-- Adam W, Jersey City, NJ
SG: You're absolutely right. From now on, it's Feldman-Haim. And given that we're in Year 2 of the Governor Schwarzenegger Era, I'm not ruling anything out.
Q: With Dave Wannstedt coming to Pittsburgh, I think Heinz Field will soon be recognized as the official mustache capital of the world. I don't even think it's debatable. Wannstedt and Cowher -- that's some serious upper lip hair.
-- Chuck R., Pittsburgh
SG: And you haven't even mentioned the female Steelers fans yet.
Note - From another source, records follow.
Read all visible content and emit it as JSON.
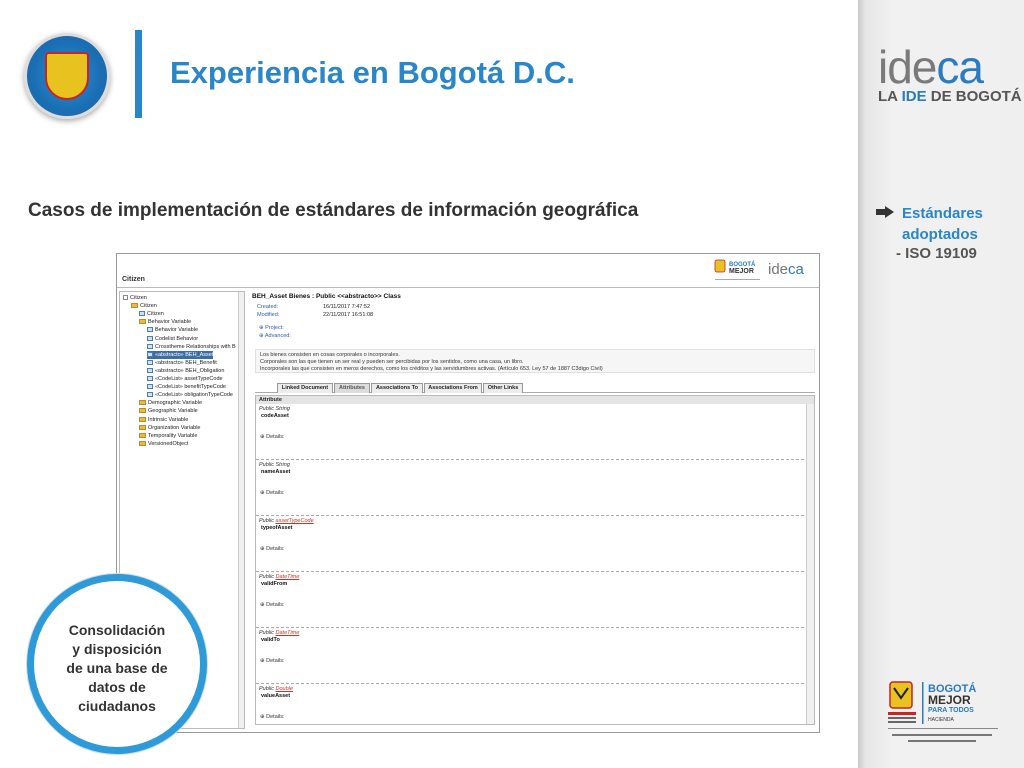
{
  "header": {
    "title": "Experiencia en Bogotá D.C.",
    "subtitle": "Casos de implementación de estándares de información geográfica"
  },
  "side": {
    "brand_word_a": "ide",
    "brand_word_b": "ca",
    "brand_sub_a": "LA ",
    "brand_sub_b": "IDE",
    "brand_sub_c": " DE BOGOTÁ",
    "std_label_1": "Estándares adoptados",
    "std_label_2": "- ISO 19109"
  },
  "callout": {
    "line1": "Consolidación",
    "line2": "y disposición",
    "line3": "de una base de",
    "line4": "datos de",
    "line5": "ciudadanos"
  },
  "app": {
    "title": "Citizen",
    "tree": [
      {
        "label": "Citizen",
        "lvl": 0,
        "kind": "pm"
      },
      {
        "label": "Citizen",
        "lvl": 1,
        "kind": "folder"
      },
      {
        "label": "Citizen",
        "lvl": 2,
        "kind": "class"
      },
      {
        "label": "Behavior Variable",
        "lvl": 2,
        "kind": "folder"
      },
      {
        "label": "Behavior Variable",
        "lvl": 3,
        "kind": "class"
      },
      {
        "label": "Codelist Behavior",
        "lvl": 3,
        "kind": "class"
      },
      {
        "label": "Crossthemе Relationships with B",
        "lvl": 3,
        "kind": "class"
      },
      {
        "label": "«abstracto» BEH_Asset",
        "lvl": 3,
        "kind": "class",
        "selected": true
      },
      {
        "label": "«abstracto» BEH_Benefit",
        "lvl": 3,
        "kind": "class"
      },
      {
        "label": "«abstracto» BEH_Obligation",
        "lvl": 3,
        "kind": "class"
      },
      {
        "label": "«CodeList» assetTypeCode",
        "lvl": 3,
        "kind": "class"
      },
      {
        "label": "«CodeList» benefitTypeCode",
        "lvl": 3,
        "kind": "class"
      },
      {
        "label": "«CodeList» obligationTypeCode",
        "lvl": 3,
        "kind": "class"
      },
      {
        "label": "Demographic Variable",
        "lvl": 2,
        "kind": "folder"
      },
      {
        "label": "Geographic Variable",
        "lvl": 2,
        "kind": "folder"
      },
      {
        "label": "Intrinsic Variable",
        "lvl": 2,
        "kind": "folder"
      },
      {
        "label": "Organization Variable",
        "lvl": 2,
        "kind": "folder"
      },
      {
        "label": "Temporality Variable",
        "lvl": 2,
        "kind": "folder"
      },
      {
        "label": "VersionedObject",
        "lvl": 2,
        "kind": "folder"
      }
    ],
    "detail": {
      "heading": "BEH_Asset Bienes : Public <<abstracto>> Class",
      "created_label": "Created:",
      "created": "16/11/2017 7:47:52",
      "modified_label": "Modified:",
      "modified": "22/11/2017 16:51:08",
      "project": "Project:",
      "advanced": "Advanced:",
      "desc1": "Los bienes consisten en cosas corporales o incorporales.",
      "desc2": "Corporales son las que tienen un ser real y pueden ser percibidas por los sentidos, como una casa, un libro.",
      "desc3": "Incorporales las que consisten en meros derechos, como los créditos y las servidumbres activas. (Artículo 653. Ley 57 de 1887 C3digo Civil)",
      "tabs": [
        "Linked Document",
        "Attributes",
        "Associations To",
        "Associations From",
        "Other Links"
      ],
      "attr_header": "Attribute",
      "details_label": "Details:",
      "records": [
        {
          "vis": "Public String",
          "link": "",
          "name": "codeAsset"
        },
        {
          "vis": "Public String",
          "link": "",
          "name": "nameAsset"
        },
        {
          "vis": "Public ",
          "link": "assetTypeCode",
          "name": "typeofAsset"
        },
        {
          "vis": "Public ",
          "link": "DateTime",
          "name": "validFrom"
        },
        {
          "vis": "Public ",
          "link": "DateTime",
          "name": "validTo"
        },
        {
          "vis": "Public ",
          "link": "Double",
          "name": "valueAsset"
        }
      ]
    }
  },
  "colors": {
    "accent": "#2a86c8",
    "link_red": "#c0392b"
  }
}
Q: Recently, a female friend of mine set me up with one of her friends. I asked her if the girl was "cute" and she responded "yes." I trusted her judgment and didn't even ask to see a picture. When we met at a restaurant, I was horrified to see that she was not even in the vicinity of cute. Close proximity to brutal, terrible, atrocious, yet light years away from cute. Aside from the annihilation of any pride I once had, I had to endure a dinner which I ultimately got stuck paying for. (Side note: Blind date etiquette should require a 50/50 split of the check, discretionary based on the guy's overall enjoyment of the date.)
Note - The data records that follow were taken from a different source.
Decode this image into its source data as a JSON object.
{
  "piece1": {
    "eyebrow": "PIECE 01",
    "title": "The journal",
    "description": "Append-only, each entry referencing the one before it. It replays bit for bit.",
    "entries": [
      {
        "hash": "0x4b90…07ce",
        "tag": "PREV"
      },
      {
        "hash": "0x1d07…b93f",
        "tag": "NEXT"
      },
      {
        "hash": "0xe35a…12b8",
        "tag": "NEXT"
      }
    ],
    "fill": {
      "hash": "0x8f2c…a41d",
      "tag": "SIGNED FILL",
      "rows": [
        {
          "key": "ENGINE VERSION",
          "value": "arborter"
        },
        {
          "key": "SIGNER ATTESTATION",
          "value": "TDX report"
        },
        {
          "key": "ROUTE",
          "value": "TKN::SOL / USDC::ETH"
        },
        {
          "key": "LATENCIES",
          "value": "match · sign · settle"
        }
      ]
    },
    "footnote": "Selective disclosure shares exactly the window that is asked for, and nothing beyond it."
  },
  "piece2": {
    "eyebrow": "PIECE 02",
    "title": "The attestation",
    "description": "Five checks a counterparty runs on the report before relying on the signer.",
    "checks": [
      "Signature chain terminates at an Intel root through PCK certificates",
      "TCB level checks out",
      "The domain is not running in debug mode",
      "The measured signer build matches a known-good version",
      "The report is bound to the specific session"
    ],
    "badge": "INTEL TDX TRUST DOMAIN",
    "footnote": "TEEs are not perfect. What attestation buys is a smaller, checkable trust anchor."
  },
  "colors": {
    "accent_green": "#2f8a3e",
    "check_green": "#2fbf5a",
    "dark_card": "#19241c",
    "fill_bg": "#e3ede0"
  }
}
Anyway, the question is this: How do you think the "Girl Description of Another Girl" Decoding Scale should work? This is my decoding scheme for what a girl really looks like based on another girl's one-word description:
"Gorgeous" = Beautiful
"Beautiful" = Hot
"Hot" = Cute
"Pretty" = Alright
"Nice Face" = Bad Body
"Cute" = Brutal
"Alright" = Train Wreck
"Good Personality" = Morbidly obese/drug addict
-- Marc G, Stamford, CT
SG: You forgot two good ones between "Alright" and "Good personality" ...
1. "One of the Nicest People I've Ever Met" = Probably disfigured.
2. "Very, Very Cool" = Missing a limb.
|WEEK 17 PICKS|
Home teams in caps
PATRIOTS (-14) over Niners
Last Week: 8-7-1
-- Jason M., Charlotte
SG: I'm glad you caught the "Major League" parallel -- the similarities are eerie, right down to the Yankees shortstop wearing No. 2 in the movie, as well as the fact that the Red Sox inexplicably replaced Roberts with Omar Epps for the 2005 season. Anyway, to my knowledge, there was no such thing as a famous stolen base before Roberts, unless you count Jackie Robinson stealing home in Game 1 of the 1955 World Series (a game that Brooklyn ended up losing). In fact, if you Google "famous stolen bases," "memorable stolen bases" or "greatest stolen bases," they give you the old "Your search did not match any documents" response. So yes, I think it's safe to give Dave Roberts full ownership of the title "The Steal."
Which brings me to another point: How could the Red Sox not bring him back? I know Roberts asked for a trade so he could start somewhere else, but so what? Between Nixon's back and Manny's various aches and pains, Roberts probably would have gotten 250-to-300 ABs next season, regardless. Wouldn't you want to keep the 24-hour reminder of the most important play in the history of the franchise, just from a karma standpoint? What's wrong with someone on the team getting a standing ovation for the rest of his career in Boston? They couldn't have convinced Roberts to stick around for one more season and given him the whole "You're a hero here!" sell?
(Whoops! Five-year grace period ... five-year grace period ... five-year grace period ...)
Bill Simmons is a columnist for Page 2 and ESPN The Magazine. His Sports Guy's World site is updated every day Monday through Friday.